Wednesday, June 16, 2010
Wines in Colorado struggle to reach outside the state’s borders. Sometimes the local vino will appear on a New Mexico wine list. Every now and then, the reach extends to a major U.S. city such as Chicago. That’s about it.
Outside of the country? Forgot about it.
What about a wine hotbed such as Paris? Pffft.
Well that all changed in March when the U.S. Department of Agriculture hosted a tasting at the U.S. Embassy in Paris. And wouldn’t you know it that four wines made with Grand Valley AVA grapes made it all the way across the pond for the pouring that included French critics, writers and restaurateurs and other prominent people.
Varaison Vineyards in downtown Palisade brought three wines and Boulder Creek Winery took another. So the French got a taste of Colorado wine, and from all accounts were impressed by the limited samples.

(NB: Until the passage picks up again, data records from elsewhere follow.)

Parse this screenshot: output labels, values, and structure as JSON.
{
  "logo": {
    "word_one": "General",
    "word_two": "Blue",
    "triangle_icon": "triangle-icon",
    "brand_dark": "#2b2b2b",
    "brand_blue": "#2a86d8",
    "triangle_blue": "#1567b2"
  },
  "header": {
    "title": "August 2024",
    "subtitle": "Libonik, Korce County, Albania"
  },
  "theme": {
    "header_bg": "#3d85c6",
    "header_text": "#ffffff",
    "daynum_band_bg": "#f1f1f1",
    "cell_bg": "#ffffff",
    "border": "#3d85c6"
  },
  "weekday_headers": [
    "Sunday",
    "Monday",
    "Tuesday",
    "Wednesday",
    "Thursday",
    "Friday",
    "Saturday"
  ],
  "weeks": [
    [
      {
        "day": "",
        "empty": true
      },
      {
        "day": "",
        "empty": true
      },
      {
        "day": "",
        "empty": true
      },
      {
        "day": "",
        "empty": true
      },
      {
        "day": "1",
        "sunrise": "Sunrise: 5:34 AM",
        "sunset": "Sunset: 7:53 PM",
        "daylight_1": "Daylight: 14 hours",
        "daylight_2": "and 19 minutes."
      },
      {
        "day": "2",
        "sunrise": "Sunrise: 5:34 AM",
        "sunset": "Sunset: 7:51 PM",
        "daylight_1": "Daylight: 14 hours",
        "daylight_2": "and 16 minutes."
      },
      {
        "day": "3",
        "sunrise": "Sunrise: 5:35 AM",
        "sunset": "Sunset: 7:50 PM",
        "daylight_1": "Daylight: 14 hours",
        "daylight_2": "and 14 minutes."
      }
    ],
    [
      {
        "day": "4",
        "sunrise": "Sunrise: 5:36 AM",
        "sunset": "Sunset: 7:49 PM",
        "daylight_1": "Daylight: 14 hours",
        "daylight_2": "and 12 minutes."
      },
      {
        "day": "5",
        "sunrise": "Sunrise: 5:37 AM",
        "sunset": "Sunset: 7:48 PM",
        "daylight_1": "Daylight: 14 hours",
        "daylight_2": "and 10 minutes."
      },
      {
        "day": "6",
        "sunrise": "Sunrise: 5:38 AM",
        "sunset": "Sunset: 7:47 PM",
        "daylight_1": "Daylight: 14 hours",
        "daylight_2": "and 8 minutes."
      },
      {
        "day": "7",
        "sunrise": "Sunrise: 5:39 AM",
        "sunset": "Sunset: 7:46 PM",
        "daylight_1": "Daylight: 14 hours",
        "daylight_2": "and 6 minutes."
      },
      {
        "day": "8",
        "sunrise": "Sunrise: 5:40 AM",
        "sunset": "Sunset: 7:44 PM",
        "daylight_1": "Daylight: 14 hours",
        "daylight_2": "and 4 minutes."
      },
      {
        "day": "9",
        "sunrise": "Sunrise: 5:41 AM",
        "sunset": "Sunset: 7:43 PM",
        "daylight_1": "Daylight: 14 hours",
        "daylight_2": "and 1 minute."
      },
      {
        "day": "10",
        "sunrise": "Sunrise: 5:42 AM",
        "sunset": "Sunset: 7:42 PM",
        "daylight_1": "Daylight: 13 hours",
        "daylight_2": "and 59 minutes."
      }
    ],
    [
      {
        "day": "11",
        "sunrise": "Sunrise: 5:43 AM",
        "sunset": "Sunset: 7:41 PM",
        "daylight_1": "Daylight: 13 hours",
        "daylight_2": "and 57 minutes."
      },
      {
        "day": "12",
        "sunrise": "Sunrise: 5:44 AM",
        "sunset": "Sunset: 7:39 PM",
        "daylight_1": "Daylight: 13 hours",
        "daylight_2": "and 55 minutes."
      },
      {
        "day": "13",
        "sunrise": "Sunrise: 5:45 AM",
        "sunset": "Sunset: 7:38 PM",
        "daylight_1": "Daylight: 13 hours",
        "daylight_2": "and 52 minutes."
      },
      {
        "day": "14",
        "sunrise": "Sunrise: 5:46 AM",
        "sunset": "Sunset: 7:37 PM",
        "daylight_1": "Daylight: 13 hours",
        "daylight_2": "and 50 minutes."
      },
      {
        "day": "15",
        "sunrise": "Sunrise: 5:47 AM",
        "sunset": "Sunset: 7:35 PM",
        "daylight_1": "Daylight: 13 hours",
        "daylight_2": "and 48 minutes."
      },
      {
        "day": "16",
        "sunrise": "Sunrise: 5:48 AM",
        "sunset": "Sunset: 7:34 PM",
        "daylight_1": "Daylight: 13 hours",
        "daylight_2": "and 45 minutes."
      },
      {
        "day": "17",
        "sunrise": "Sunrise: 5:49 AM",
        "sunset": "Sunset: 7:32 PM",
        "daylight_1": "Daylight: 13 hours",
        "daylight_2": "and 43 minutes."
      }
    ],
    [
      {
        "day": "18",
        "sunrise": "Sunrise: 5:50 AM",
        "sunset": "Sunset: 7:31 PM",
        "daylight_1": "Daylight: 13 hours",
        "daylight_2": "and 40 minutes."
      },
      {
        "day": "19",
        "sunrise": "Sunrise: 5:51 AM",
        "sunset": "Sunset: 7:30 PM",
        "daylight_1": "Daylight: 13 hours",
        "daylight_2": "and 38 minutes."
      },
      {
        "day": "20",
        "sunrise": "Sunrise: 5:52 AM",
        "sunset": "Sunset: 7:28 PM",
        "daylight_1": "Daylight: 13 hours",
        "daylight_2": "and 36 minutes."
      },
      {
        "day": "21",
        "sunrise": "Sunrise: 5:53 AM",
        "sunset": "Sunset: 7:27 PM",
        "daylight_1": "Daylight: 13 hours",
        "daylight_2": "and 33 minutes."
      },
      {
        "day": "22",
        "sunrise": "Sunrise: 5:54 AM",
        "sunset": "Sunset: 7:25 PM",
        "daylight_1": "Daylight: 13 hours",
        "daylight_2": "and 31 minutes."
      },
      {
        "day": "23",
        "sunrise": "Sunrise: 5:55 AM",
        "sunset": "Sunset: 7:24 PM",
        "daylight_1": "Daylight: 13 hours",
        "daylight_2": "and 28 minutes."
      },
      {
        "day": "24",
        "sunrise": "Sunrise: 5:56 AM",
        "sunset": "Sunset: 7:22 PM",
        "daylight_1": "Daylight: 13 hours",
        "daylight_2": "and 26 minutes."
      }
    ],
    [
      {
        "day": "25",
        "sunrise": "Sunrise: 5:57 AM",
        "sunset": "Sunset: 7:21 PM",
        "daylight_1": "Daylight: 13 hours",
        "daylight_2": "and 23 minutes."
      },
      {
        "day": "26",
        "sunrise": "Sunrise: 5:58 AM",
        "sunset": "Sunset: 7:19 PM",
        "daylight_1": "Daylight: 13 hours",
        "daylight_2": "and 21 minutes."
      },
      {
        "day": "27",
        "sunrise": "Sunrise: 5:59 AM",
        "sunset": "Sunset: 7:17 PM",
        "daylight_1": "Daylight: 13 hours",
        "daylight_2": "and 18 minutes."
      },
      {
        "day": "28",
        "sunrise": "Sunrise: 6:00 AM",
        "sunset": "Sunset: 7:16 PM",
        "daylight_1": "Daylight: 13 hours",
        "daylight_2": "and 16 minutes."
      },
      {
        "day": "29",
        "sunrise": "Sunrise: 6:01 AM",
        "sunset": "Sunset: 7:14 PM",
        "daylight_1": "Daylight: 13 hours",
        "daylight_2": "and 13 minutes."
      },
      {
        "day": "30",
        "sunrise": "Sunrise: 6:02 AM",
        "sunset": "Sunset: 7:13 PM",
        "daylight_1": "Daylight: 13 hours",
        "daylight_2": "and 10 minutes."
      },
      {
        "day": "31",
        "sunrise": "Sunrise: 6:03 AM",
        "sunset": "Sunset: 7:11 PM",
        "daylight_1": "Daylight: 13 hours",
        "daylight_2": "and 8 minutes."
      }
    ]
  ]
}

But I couldn’t take their word for it. What to French wine snobs know about wine? Oh, yeah, centuries worth of tasting, growing and making. That said, I was still excited to recreate the Colorado portion of the tasting stateside to see what all the buzz was about.
The 2006 VIP Reserve ($35) from Boulder Creek Winery is a 50/50 blend of cabernet sauvignon and merlot. The grapes are all from the Palisade region. This is the type of wine that can make the entire valley proud. Balanced oak, vanilla and strawberry flavors make this wine fantastic on its own or with food. This is one of the best Colorado wines on the shelves today.
Two merlots from Varaison Vineyards in downtown Palisade made the pouring too. The 2007 wines are differentiated only by the East Orchard Mesa vineyard that the grapes come from. Bin 3115 is slightly fruiter than Bin 405 (both are $35 at the vineyard), which showcases strong flavor profiles from its oak. Both wines have extremely long and powerful finishes of coffee and chocolate flavors.
Varaison’s unique Crème Brule was also poured in Paris. This is 100 percent chardonnay here, yet the wine resembles nothing like the varietal we’re used to. Oaked for an almost unheard of 36 months, this wine tastes more like its name. Heavy caramel flavors and a long finish make this much more suited for dessert than dinner. It can actually be dessert on its own or paired with a treat like baklava.
So now Paris knows a little something about Colorado wine. Do you?
Check out the VIP Reserve and Crème Brule being featured on WineGuysTV:
About the Author: Jacob Harkins is the founder and editor of ColoradoWino.com. He is being remunerated by the Wine Country Inn for his contributions to this blog.